**YOUR INSTRUCTIONS**: Please tally every line in the listing below where the word "weight" appears, then give the number and nothing more.

**RECORDS FOR THE EXERCISE**:
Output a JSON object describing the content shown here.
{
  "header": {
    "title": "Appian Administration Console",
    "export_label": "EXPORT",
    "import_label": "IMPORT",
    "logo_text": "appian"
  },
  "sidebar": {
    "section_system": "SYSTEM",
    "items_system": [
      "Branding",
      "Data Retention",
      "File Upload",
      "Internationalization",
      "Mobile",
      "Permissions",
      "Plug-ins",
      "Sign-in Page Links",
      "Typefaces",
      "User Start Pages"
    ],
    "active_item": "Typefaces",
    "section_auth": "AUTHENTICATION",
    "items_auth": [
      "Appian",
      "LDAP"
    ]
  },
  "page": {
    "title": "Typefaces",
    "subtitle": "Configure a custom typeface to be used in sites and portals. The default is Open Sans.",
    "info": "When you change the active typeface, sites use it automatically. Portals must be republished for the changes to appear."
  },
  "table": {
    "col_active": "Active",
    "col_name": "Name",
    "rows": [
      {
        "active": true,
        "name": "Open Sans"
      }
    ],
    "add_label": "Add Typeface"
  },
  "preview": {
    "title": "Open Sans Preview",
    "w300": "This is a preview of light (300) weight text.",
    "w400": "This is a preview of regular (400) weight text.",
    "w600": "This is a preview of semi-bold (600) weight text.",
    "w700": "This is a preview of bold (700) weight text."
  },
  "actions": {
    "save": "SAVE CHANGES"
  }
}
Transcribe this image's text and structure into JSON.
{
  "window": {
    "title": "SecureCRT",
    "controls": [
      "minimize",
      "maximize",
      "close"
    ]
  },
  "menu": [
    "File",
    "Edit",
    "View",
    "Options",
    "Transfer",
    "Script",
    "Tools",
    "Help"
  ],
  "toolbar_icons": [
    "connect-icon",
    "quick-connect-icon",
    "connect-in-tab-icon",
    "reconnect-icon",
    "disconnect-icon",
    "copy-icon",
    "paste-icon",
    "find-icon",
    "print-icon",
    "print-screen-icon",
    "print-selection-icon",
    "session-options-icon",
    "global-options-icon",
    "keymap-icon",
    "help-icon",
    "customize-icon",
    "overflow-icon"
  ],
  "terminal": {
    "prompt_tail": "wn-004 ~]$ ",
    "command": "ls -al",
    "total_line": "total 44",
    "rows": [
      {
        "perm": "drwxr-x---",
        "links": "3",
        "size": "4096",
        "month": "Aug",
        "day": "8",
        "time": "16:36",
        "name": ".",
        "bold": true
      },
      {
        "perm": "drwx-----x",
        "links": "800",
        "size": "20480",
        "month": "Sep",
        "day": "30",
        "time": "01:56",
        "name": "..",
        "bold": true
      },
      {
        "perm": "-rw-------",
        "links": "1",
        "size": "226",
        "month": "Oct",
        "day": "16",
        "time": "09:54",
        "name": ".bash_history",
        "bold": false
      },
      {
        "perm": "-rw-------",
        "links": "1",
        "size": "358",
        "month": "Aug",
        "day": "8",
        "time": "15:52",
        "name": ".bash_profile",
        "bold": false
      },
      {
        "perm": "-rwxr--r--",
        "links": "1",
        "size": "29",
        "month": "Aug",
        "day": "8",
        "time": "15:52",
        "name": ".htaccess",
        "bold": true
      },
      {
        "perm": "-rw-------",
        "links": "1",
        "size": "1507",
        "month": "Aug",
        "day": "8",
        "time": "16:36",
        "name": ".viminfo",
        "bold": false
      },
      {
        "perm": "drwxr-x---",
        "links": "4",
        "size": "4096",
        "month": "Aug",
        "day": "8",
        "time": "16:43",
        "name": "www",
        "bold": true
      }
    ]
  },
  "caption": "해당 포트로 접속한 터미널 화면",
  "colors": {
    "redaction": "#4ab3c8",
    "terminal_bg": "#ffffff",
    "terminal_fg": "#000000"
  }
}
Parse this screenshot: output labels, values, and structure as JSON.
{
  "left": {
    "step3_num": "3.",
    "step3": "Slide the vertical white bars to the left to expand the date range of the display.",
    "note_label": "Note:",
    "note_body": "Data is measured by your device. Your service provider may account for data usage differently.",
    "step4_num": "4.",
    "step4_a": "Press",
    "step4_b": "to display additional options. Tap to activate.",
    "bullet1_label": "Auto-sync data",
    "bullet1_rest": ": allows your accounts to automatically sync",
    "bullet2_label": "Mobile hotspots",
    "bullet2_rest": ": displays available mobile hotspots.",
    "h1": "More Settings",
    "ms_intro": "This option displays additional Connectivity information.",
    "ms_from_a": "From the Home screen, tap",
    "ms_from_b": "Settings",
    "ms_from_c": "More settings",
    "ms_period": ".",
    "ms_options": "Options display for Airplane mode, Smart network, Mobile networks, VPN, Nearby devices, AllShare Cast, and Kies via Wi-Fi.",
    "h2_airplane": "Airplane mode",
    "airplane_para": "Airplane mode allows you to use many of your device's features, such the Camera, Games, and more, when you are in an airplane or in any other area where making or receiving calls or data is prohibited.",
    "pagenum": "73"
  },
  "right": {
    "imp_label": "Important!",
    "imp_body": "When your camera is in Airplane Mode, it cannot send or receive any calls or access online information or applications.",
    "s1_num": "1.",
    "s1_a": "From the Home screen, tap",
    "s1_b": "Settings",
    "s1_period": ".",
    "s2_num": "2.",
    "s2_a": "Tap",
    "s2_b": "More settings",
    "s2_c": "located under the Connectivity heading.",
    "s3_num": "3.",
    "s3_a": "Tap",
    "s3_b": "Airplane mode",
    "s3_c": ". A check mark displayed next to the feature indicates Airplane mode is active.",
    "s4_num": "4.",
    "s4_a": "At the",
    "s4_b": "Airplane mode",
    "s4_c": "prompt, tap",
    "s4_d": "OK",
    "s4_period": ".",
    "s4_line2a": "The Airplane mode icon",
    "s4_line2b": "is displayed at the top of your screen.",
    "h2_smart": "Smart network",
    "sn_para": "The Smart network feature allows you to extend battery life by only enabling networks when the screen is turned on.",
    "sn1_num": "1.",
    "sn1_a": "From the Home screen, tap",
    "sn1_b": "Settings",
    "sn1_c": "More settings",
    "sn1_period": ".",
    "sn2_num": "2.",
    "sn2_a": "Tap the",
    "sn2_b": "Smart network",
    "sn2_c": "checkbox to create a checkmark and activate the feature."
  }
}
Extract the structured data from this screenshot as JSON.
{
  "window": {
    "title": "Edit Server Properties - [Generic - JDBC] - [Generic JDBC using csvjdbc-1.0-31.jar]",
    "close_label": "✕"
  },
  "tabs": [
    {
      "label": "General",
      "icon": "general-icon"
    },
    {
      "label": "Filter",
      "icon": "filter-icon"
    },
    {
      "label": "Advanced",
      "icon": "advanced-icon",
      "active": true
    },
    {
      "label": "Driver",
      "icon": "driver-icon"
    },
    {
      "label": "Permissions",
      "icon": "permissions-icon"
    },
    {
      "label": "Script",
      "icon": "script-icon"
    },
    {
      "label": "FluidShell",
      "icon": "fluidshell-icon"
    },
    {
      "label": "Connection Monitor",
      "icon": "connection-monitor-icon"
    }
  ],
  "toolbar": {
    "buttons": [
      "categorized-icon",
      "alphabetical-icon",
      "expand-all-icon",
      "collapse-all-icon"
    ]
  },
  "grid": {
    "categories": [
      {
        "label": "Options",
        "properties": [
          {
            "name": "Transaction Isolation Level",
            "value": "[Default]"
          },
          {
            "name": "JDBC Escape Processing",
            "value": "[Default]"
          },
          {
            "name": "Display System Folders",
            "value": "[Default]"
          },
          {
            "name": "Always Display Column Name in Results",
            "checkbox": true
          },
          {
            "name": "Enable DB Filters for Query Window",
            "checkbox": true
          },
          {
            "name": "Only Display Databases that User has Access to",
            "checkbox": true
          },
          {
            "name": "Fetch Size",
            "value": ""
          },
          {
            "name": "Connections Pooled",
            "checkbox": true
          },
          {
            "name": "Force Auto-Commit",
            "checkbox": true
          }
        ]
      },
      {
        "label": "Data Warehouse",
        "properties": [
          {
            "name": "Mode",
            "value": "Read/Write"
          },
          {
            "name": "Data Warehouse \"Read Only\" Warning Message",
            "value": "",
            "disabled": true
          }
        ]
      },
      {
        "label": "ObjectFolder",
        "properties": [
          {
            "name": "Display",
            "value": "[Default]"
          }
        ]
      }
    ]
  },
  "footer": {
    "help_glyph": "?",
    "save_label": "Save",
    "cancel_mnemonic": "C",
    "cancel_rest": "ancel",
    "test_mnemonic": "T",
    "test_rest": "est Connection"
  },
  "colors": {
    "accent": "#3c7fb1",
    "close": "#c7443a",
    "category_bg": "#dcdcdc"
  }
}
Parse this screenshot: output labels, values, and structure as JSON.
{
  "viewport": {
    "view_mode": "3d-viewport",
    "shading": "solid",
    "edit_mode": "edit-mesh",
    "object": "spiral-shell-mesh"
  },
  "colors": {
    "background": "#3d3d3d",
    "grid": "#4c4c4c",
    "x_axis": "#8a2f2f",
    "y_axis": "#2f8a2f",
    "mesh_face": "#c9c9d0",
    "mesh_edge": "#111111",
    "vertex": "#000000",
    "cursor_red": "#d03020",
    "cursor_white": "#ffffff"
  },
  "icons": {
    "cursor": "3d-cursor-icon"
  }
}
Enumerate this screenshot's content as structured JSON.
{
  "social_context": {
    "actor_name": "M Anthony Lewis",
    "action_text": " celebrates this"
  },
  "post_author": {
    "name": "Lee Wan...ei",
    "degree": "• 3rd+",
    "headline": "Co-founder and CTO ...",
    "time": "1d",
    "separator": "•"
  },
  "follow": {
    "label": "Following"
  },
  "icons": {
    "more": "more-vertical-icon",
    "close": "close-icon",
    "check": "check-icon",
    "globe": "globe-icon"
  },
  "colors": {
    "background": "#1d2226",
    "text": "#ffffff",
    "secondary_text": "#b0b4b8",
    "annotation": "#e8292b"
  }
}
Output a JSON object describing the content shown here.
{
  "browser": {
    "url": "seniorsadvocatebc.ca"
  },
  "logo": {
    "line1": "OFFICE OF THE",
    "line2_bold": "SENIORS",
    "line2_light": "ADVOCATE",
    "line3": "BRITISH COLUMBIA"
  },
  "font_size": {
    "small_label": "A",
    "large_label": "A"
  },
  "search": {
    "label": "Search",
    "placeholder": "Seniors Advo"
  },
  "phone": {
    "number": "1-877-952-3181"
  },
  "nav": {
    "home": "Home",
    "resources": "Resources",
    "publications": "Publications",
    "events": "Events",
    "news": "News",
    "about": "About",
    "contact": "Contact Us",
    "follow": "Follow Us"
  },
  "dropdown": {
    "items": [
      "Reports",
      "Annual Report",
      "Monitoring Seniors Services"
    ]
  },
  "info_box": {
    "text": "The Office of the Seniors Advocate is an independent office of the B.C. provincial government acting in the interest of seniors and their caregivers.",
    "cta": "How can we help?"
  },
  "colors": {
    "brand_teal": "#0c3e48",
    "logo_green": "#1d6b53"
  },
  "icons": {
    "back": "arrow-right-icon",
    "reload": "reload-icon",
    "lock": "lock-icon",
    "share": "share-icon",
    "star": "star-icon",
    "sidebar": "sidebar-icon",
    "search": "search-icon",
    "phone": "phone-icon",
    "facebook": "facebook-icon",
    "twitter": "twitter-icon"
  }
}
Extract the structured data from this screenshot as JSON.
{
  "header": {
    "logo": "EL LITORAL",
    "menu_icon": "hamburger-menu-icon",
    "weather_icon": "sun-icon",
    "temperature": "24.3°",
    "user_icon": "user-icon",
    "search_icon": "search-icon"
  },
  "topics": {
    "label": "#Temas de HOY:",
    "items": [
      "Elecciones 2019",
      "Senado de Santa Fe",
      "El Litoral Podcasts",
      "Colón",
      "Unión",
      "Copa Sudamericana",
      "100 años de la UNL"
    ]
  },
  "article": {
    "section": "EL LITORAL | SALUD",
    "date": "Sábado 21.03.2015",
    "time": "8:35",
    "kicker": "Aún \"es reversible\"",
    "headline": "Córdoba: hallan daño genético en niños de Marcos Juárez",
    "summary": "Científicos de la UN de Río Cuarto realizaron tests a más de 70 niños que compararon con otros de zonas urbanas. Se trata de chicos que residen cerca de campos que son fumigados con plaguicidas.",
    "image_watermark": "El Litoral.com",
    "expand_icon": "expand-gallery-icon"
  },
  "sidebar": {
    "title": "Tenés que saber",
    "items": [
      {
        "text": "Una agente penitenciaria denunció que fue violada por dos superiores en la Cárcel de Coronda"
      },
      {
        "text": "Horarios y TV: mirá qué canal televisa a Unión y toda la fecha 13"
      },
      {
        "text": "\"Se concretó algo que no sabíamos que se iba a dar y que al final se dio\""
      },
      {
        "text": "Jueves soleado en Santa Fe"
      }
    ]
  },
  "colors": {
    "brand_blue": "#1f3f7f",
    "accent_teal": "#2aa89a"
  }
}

**THE COMPLETED TASK**: 4